Updates to this story
Following months of cooing over the iPad, the device Murdoch has described as a “game changer”, media mogul Rupert Murdoch gave a clear indication that he will continue his love-in with Apple's chief exec Steve Jobs as he acknowledged the existence of the new enterprise on the Fox Business Network.
Up until this point there had been unconfirmed rumours that a major launch was on the horizon, with two employees saying that a launch is expected before the end of the year, though the interview last week was the first explicit mention of the Daily’s existence. When asked during the interview what “exciting projects” News Corp was currently working on Murdoch cited the Daily, although no further details of the newspaper were given at that time.
According to the Taipei Times it is thought the total staff on the project will amount to somewhere in the region of 150, with $30 million set aside for the first year of its launch.
A number of names have been bandied around for various positions including Jesse Angelo, executive editor of the New York Post, Richard Johnson, former editor of a gossip page for the Post, and Greg Clayman, former head of Viacom’s digital division who is thought to be head of business operations at the Daily. Meanwhile Sasha Frere-Jones is believed to be being enlisted as culture editor, leaving her post as music critic at The New Yorker Magazine.
Murdoch clearly has high hopes for the touch screen tablet, seeing it as the perfect vehicle for his drive to enforce paywalls throughout the newspaper industry, calling the device a “glimpse of the future”.

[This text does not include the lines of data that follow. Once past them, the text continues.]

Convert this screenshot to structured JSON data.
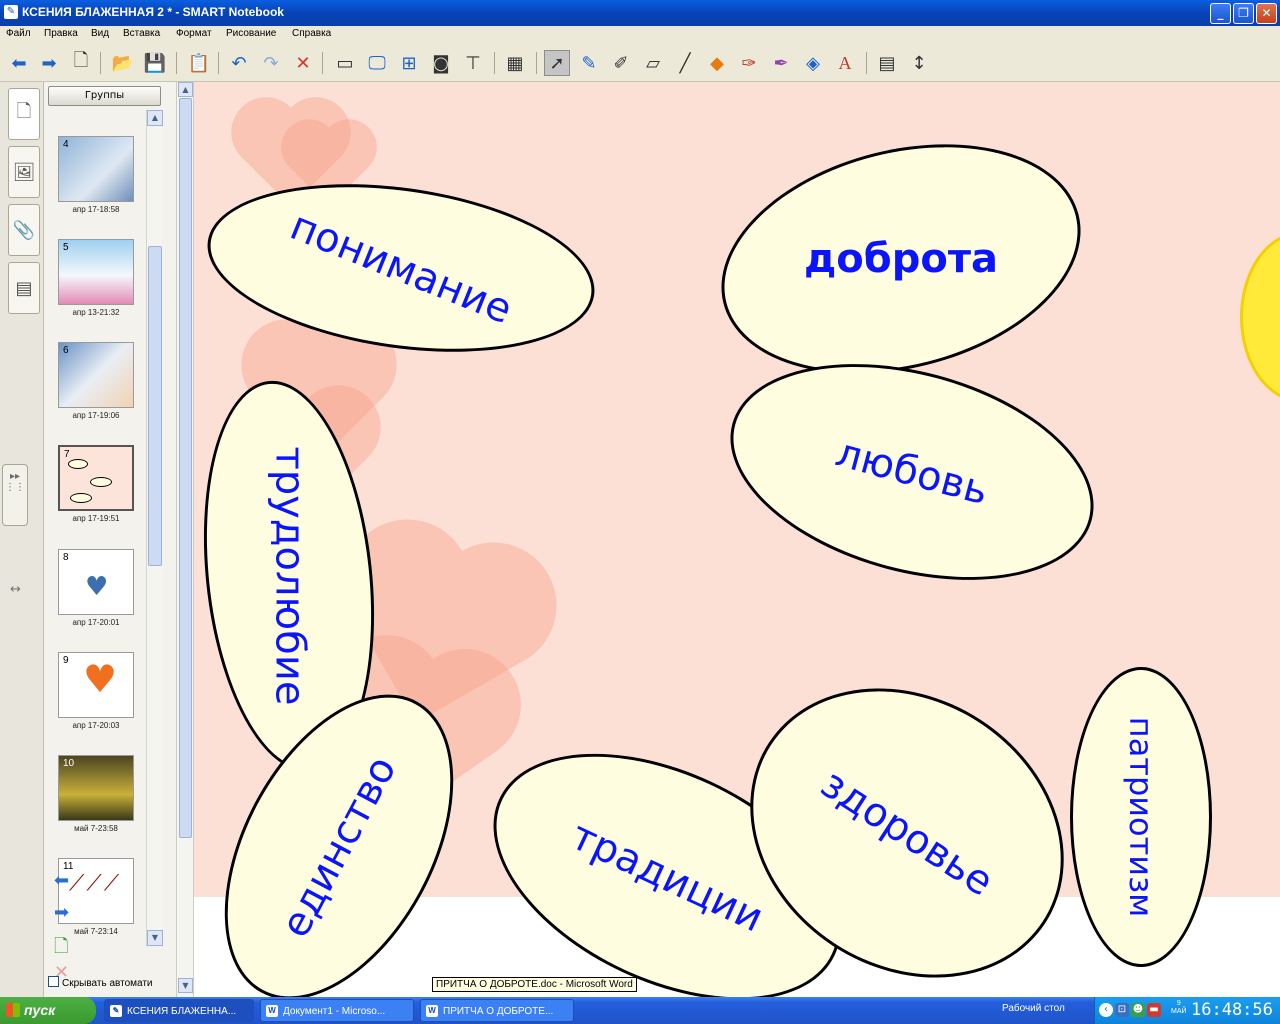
{
  "window": {
    "title": "КСЕНИЯ БЛАЖЕННАЯ 2 * - SMART Notebook",
    "buttons": [
      "_",
      "❐",
      "✕"
    ]
  },
  "menu": [
    "Файл",
    "Правка",
    "Вид",
    "Вставка",
    "Формат",
    "Рисование",
    "Справка"
  ],
  "toolbar": {
    "icons": [
      "back-arrow-icon",
      "forward-arrow-icon",
      "add-page-icon",
      "open-folder-icon",
      "save-icon",
      "paste-icon",
      "undo-icon",
      "redo-icon",
      "delete-icon",
      "screen-shade-icon",
      "full-screen-icon",
      "dual-page-icon",
      "capture-icon",
      "document-camera-icon",
      "table-icon",
      "select-icon",
      "pen-icon",
      "creative-pen-icon",
      "eraser-icon",
      "line-icon",
      "shape-icon",
      "magic-pen-icon",
      "recognition-pen-icon",
      "fill-icon",
      "text-icon",
      "properties-icon",
      "move-toolbar-icon"
    ]
  },
  "sorter": {
    "groups_label": "Группы",
    "autohide_label": "Скрывать автомати",
    "pages": [
      {
        "num": "4",
        "date": "апр 17-18:58",
        "color": "#7fa2c8"
      },
      {
        "num": "5",
        "date": "апр 13-21:32",
        "color": "#c6dbe8"
      },
      {
        "num": "6",
        "date": "апр 17-19:06",
        "color": "#a9c2e0"
      },
      {
        "num": "7",
        "date": "апр 17-19:51",
        "color": "#fde4da"
      },
      {
        "num": "8",
        "date": "апр 17-20:01",
        "color": "#ffffff"
      },
      {
        "num": "9",
        "date": "апр 17-20:03",
        "color": "#ffffff"
      },
      {
        "num": "10",
        "date": "май 7-23:58",
        "color": "#3f3a20"
      },
      {
        "num": "11",
        "date": "май 7-23:14",
        "color": "#ffffff"
      }
    ]
  },
  "canvas": {
    "words": [
      "понимание",
      "доброта",
      "любовь",
      "трудолюбие",
      "единство",
      "традиции",
      "здоровье",
      "патриотизм"
    ]
  },
  "tooltip": "ПРИТЧА О ДОБРОТЕ.doc - Microsoft Word",
  "taskbar": {
    "start_label": "пуск",
    "tasks": [
      "КСЕНИЯ БЛАЖЕННА...",
      "Документ1 - Microso...",
      "ПРИТЧА О ДОБРОТЕ..."
    ],
    "desktop_label": "Рабочий стол",
    "day_label": "9\nМАЙ",
    "clock": "16:48:56"
  }
}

“There’s going to be tens of millions of these things sold all over the world. It may be the saving of newspapers because you don’t have the costs of paper, ink, printing, trucks," said Murdoch.
“I’m old, I like the tactile experience of the newspaper,” he explained, but “if you have less newspapers and more of these, that’s OK. It doesn’t destroy the traditional newspaper, it just comes in a different form.”

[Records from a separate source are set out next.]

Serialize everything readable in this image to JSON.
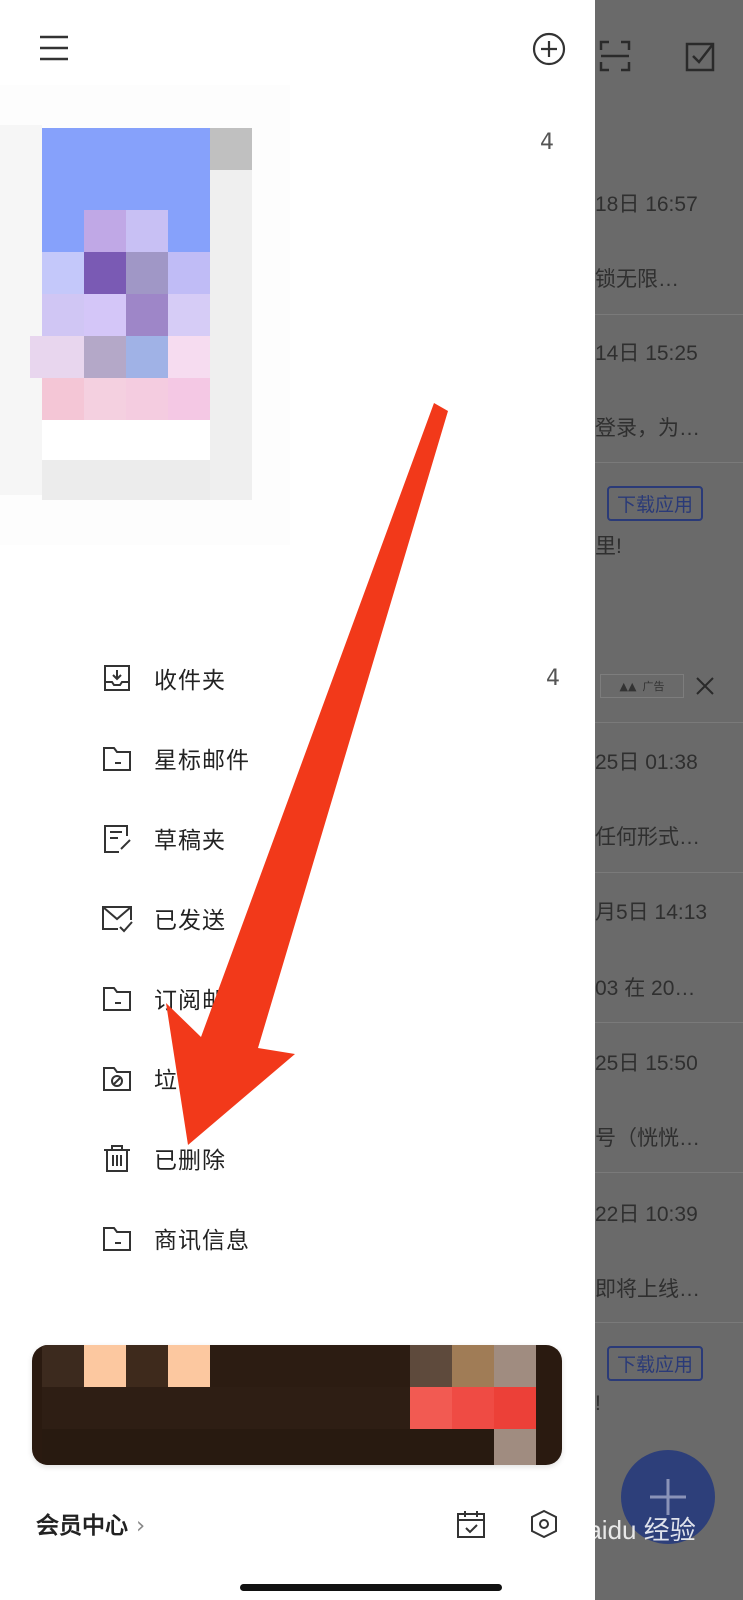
{
  "background": {
    "dates": [
      "18日 16:57",
      "14日 15:25",
      "25日 01:38",
      "月5日 14:13",
      "25日 15:50",
      "22日 10:39"
    ],
    "snippets": [
      "锁无限…",
      "登录，为…",
      "任何形式…",
      "03 在 20…",
      "号（恍恍…",
      "即将上线…"
    ],
    "download_label": "下载应用",
    "fragment_1": "里!",
    "fragment_2": "!",
    "ad_label": "广告",
    "compose_icon": "plus-icon"
  },
  "drawer": {
    "account_count": "4",
    "menu": [
      {
        "label": "收件夹",
        "count": "4",
        "icon": "inbox-icon"
      },
      {
        "label": "星标邮件",
        "count": "",
        "icon": "folder-icon"
      },
      {
        "label": "草稿夹",
        "count": "",
        "icon": "draft-icon"
      },
      {
        "label": "已发送",
        "count": "",
        "icon": "sent-mail-icon"
      },
      {
        "label": "订阅邮",
        "count": "",
        "icon": "folder-icon"
      },
      {
        "label": "垃",
        "count": "",
        "icon": "spam-folder-icon"
      },
      {
        "label": "已删除",
        "count": "",
        "icon": "trash-icon"
      },
      {
        "label": "商讯信息",
        "count": "",
        "icon": "folder-icon"
      }
    ],
    "footer": {
      "member_center": "会员中心",
      "chevron": "›"
    }
  },
  "watermark": "Baidu 经验",
  "colors": {
    "arrow": "#f2391a",
    "accent": "#2d3f7a"
  }
}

It has not been mentioned so far how any paywall would function precisely, but it seems inevitable that some sort of pay structure will be enforced with virtually all News Corp publications charging some sort of a subscription fee, including access to online versions of The Wall Street Journal and The Times.
The recent Webby Debates prompted discussion about the need for paywalls, though it seems that whatever your point of view it is clear that their proliferation is inevitable to some degree. But what is creating increasing concern is the growing links between the mainstream media and Apple.

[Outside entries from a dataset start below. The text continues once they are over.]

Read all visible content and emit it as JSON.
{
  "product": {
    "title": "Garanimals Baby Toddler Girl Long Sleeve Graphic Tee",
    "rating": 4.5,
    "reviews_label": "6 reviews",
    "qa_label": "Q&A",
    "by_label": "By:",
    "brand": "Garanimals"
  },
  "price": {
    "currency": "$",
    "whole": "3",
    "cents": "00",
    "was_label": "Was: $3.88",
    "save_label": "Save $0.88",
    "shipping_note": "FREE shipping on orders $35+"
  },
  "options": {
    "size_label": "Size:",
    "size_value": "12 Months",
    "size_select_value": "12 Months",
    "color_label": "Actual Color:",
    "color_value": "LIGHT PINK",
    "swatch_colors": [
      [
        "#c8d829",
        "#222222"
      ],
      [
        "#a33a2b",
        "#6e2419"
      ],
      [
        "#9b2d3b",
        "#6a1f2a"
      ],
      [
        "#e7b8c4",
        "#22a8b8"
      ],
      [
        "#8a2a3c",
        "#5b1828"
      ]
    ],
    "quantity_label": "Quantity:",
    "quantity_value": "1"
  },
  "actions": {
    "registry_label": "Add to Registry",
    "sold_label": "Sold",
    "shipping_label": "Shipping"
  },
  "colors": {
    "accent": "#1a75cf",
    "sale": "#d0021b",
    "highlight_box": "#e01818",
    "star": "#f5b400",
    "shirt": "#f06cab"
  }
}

With concerns being voiced over a potential media bias already, quite how the Daily will be able to provide objectivity is hard to fathom.